Here’s how it ends. Everyone turns against Tuvix – he receives no help from anyone, except the Doctor, who repeatedly shows more signs of ethical and humane behavior than any of the “real” characters on this ship. He is under oath to “do no harm.” Janeway is not subject to the Hippocratic Oath, but she is under the Starfleet oath of seeking out new life forms and new civilizations. Janeway pushes the transporter button which separates Tuvix back into Tuvok and Neelix, and everyone is supposed to be happy again.

These last few scenes are extremely hard for me to watch. I continue to this day to be completely disgusted by what I saw. Sometimes we need controversy in our entertainment to cause us to think about difficult issues in a new way. But this episode was so disturbing that it was not enjoyable in the least. Maybe this isn’t as disturbing to other people, but at least for me, this is one episode I will try very hard to forget.

I have to give this a mediocre grade. We see some outstanding character moments, excellent writing and perhaps the best acting this series has ever produced. But it is also the least enjoyable episode of Star Trek that I have ever seen. It’s no exaggeration for me to say that I never want to see this episode again. The most positive thing I can say about this episode is that this being Voyager, we’ll never have to deal with this incident ever again.

Of Note

Ethan Phillips, who plays Neelix, was one time asked if there could ever be a relationship between Kes and Tom Paris. After this episode, he was personally convinced that such a relationship could never happen, because of how much Kes loved Neelix. And yet somehow this all changes too.
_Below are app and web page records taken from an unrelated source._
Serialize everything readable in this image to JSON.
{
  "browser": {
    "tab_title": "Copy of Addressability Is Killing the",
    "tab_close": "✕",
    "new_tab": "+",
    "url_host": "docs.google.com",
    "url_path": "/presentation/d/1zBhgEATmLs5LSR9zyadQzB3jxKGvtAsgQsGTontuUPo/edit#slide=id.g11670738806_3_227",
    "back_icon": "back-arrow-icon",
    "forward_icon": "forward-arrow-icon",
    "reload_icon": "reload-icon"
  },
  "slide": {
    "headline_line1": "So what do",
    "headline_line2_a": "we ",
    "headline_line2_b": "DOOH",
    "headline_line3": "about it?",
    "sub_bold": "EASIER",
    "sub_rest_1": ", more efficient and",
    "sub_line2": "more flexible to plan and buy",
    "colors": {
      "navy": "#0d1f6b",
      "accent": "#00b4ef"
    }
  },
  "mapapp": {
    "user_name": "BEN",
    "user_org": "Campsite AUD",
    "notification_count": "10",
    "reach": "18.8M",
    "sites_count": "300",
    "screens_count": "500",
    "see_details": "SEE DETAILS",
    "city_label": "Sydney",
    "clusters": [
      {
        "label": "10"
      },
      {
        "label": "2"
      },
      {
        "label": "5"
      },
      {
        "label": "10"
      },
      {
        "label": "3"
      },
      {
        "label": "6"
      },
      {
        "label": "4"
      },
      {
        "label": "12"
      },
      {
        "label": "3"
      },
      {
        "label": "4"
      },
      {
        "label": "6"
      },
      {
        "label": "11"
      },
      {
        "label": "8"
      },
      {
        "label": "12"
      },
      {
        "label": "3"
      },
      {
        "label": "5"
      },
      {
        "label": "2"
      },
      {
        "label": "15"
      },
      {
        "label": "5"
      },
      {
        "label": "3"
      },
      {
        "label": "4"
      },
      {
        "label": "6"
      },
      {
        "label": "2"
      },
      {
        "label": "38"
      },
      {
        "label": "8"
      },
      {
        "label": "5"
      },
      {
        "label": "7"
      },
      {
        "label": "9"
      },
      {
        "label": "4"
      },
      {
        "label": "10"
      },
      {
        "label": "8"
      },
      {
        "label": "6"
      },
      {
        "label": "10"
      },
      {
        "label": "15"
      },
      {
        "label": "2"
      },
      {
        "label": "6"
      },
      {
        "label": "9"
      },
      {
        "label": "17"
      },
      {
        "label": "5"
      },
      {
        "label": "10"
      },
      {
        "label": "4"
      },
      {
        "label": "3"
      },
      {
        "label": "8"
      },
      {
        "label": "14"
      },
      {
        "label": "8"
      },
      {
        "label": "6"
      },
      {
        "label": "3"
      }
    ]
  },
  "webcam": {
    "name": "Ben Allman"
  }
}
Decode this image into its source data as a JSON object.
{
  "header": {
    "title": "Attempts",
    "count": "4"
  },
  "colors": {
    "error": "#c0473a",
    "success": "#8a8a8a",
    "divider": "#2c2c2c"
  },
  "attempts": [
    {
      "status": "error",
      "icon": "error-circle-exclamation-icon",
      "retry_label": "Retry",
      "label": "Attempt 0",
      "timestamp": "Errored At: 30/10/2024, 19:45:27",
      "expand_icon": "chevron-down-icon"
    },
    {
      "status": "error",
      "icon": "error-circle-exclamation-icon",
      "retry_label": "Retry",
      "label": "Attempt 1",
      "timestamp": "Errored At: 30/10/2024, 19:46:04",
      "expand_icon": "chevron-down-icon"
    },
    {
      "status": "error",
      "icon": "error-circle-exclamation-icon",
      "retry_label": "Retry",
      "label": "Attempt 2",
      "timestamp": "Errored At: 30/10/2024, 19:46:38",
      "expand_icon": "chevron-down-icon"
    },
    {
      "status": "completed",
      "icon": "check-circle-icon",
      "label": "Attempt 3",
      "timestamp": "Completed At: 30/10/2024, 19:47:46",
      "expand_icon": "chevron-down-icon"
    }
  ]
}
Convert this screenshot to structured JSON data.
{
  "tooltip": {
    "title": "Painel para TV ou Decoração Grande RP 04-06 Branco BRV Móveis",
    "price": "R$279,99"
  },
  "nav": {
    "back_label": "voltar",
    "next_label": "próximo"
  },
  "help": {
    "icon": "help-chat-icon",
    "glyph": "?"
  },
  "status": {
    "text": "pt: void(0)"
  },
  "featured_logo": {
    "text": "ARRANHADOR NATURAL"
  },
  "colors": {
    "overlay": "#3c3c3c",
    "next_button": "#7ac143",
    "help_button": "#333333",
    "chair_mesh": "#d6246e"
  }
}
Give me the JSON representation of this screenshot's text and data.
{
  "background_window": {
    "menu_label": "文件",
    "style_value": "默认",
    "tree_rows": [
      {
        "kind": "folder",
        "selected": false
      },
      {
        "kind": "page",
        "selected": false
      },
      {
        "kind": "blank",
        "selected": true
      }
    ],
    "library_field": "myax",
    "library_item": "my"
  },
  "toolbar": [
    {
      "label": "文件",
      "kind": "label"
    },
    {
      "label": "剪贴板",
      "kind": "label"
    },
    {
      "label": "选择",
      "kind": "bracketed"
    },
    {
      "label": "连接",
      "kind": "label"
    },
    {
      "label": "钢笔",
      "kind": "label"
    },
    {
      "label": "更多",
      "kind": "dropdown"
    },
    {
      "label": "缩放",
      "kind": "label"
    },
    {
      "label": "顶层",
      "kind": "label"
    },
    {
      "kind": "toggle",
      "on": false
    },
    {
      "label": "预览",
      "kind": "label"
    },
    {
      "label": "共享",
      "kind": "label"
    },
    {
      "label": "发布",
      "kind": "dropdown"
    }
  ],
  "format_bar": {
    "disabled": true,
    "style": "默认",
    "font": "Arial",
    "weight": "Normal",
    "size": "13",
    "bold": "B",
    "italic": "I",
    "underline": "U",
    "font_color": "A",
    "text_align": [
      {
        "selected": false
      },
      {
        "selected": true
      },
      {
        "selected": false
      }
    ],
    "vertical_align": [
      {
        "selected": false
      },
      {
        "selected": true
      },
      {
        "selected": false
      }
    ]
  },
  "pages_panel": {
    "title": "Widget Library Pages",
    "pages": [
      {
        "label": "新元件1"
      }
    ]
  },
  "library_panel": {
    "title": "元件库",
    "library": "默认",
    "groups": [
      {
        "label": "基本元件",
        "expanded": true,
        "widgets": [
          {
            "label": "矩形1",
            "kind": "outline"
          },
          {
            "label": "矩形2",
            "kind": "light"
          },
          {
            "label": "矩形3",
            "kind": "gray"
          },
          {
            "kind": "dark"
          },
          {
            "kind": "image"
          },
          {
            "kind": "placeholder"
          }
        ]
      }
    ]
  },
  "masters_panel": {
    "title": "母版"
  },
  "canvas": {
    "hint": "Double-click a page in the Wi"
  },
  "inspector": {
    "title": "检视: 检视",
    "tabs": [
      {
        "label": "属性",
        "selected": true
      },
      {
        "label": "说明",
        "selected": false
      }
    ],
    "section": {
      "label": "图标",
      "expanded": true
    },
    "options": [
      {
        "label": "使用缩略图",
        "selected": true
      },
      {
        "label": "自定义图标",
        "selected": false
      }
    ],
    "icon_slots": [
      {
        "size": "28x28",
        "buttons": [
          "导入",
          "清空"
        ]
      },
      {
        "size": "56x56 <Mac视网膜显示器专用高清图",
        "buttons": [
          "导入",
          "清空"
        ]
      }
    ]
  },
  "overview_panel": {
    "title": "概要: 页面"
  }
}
Several episodes before, Lt Suder had been found guilty of killing another crewman, but Janeway decided to keep him locked up in the brig forever. At that time, and in this episode as well, it is brought up that the Federation does not have a death penalty. So Janeway doesn’t kill off Suder, who is a convicted murderer, but she kills off Tuvix whose only crime is that he came into existence because of a transporter accident.